#### Prompt:
Across these entries, work out how many lines carry the string "ioctl", and give only that number.

(Dataset rows describing interfaces)
==============================
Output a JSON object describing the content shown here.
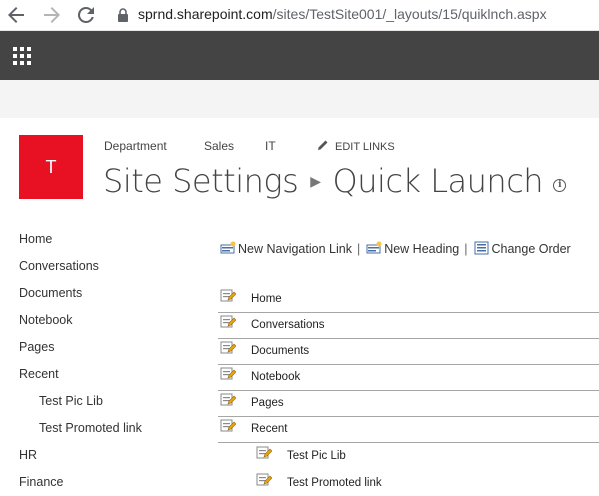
{
  "browser": {
    "url_host": "sprnd.sharepoint.com",
    "url_path": "/sites/TestSite001/_layouts/15/quiklnch.aspx"
  },
  "site": {
    "logo_letter": "T",
    "logo_color": "#e81123",
    "top_nav": [
      "Department",
      "Sales",
      "IT"
    ],
    "edit_links_label": "EDIT LINKS",
    "title_part1": "Site Settings",
    "title_part2": "Quick Launch"
  },
  "left_nav": {
    "items": [
      {
        "label": "Home",
        "level": 0
      },
      {
        "label": "Conversations",
        "level": 0
      },
      {
        "label": "Documents",
        "level": 0
      },
      {
        "label": "Notebook",
        "level": 0
      },
      {
        "label": "Pages",
        "level": 0
      },
      {
        "label": "Recent",
        "level": 0
      },
      {
        "label": "Test Pic Lib",
        "level": 1
      },
      {
        "label": "Test Promoted link",
        "level": 1
      },
      {
        "label": "HR",
        "level": 0
      },
      {
        "label": "Finance",
        "level": 0
      }
    ]
  },
  "toolbar": {
    "new_link": "New Navigation Link",
    "new_heading": "New Heading",
    "change_order": "Change Order",
    "separator": "|"
  },
  "links": [
    {
      "label": "Home",
      "level": 0
    },
    {
      "label": "Conversations",
      "level": 0
    },
    {
      "label": "Documents",
      "level": 0
    },
    {
      "label": "Notebook",
      "level": 0
    },
    {
      "label": "Pages",
      "level": 0
    },
    {
      "label": "Recent",
      "level": 0
    },
    {
      "label": "Test Pic Lib",
      "level": 1
    },
    {
      "label": "Test Promoted link",
      "level": 1
    }
  ],
  "icons": {
    "back": "arrow-left-icon",
    "forward": "arrow-right-icon",
    "reload": "reload-icon",
    "lock": "lock-icon",
    "app_launcher": "waffle-icon",
    "edit": "pencil-icon",
    "edit_link": "edit-link-icon",
    "info": "info-icon"
  }
}
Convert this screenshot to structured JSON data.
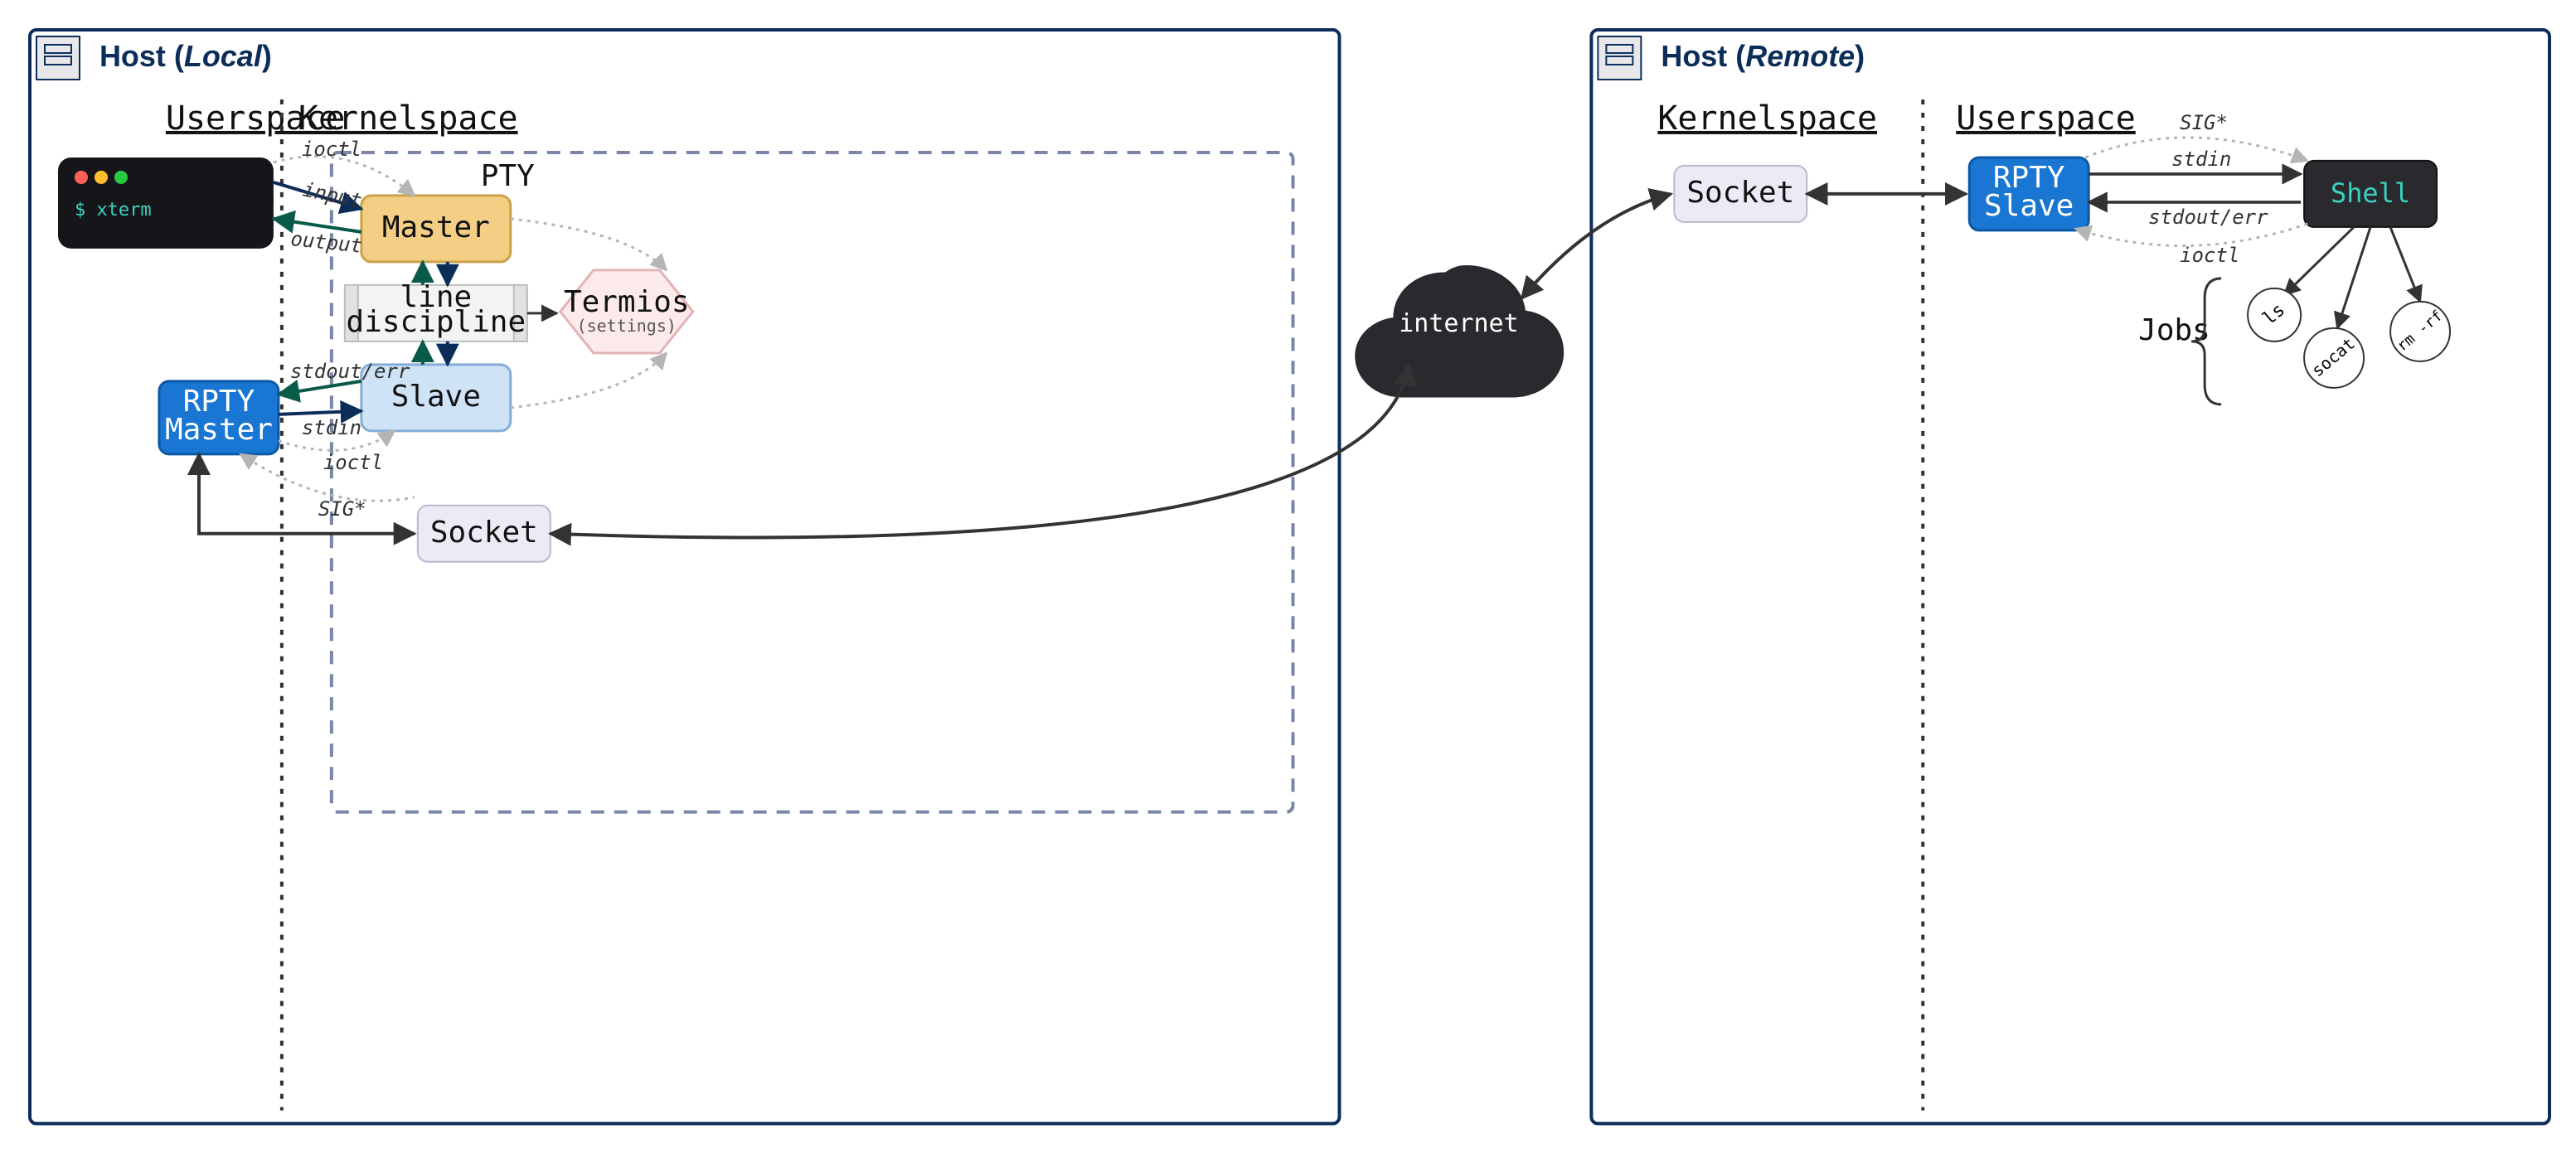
{
  "diagram": {
    "hosts": {
      "local": {
        "title_prefix": "Host (",
        "title_name": "Local",
        "title_suffix": ")"
      },
      "remote": {
        "title_prefix": "Host (",
        "title_name": "Remote",
        "title_suffix": ")"
      }
    },
    "sections": {
      "userspace": "Userspace",
      "kernelspace": "Kernelspace"
    },
    "nodes": {
      "xterm": {
        "prompt": "$ xterm"
      },
      "master": {
        "label": "Master"
      },
      "slave": {
        "label": "Slave"
      },
      "line_discipline": {
        "line1": "line",
        "line2": "discipline"
      },
      "termios": {
        "label": "Termios",
        "sub": "(settings)"
      },
      "rpty_master": {
        "line1": "RPTY",
        "line2": "Master"
      },
      "rpty_slave": {
        "line1": "RPTY",
        "line2": "Slave"
      },
      "socket_local": {
        "label": "Socket"
      },
      "socket_remote": {
        "label": "Socket"
      },
      "shell": {
        "label": "Shell"
      },
      "internet": {
        "label": "internet"
      },
      "pty_box": {
        "label": "PTY"
      },
      "jobs": {
        "label": "Jobs",
        "items": {
          "ls": "ls",
          "socat": "socat",
          "rm": "rm -rf"
        }
      }
    },
    "edges": {
      "input": "input",
      "output": "output",
      "ioctl_top": "ioctl",
      "stdout_err": "stdout/err",
      "stdin_l": "stdin",
      "ioctl_bot": "ioctl",
      "sig_l": "SIG*",
      "stdin_r": "stdin",
      "stdout_r": "stdout/err",
      "ioctl_r": "ioctl",
      "sig_r": "SIG*"
    },
    "colors": {
      "navy": "#0c2d5a",
      "blue": "#1976d2",
      "gold": "#f3ce84",
      "gold_b": "#caa24a",
      "sky": "#cfe3f7",
      "sky_b": "#85aed6",
      "pink": "#fdebec",
      "pink_b": "#e2b4b8",
      "gray": "#e8e8eb",
      "lav": "#ebebf5",
      "dark": "#2a2a2e",
      "black": "#16161a",
      "teal": "#0a5a4a",
      "dash": "#7a85a8",
      "dotted": "#b5b5b5"
    }
  }
}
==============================
#### Finished exercise:
3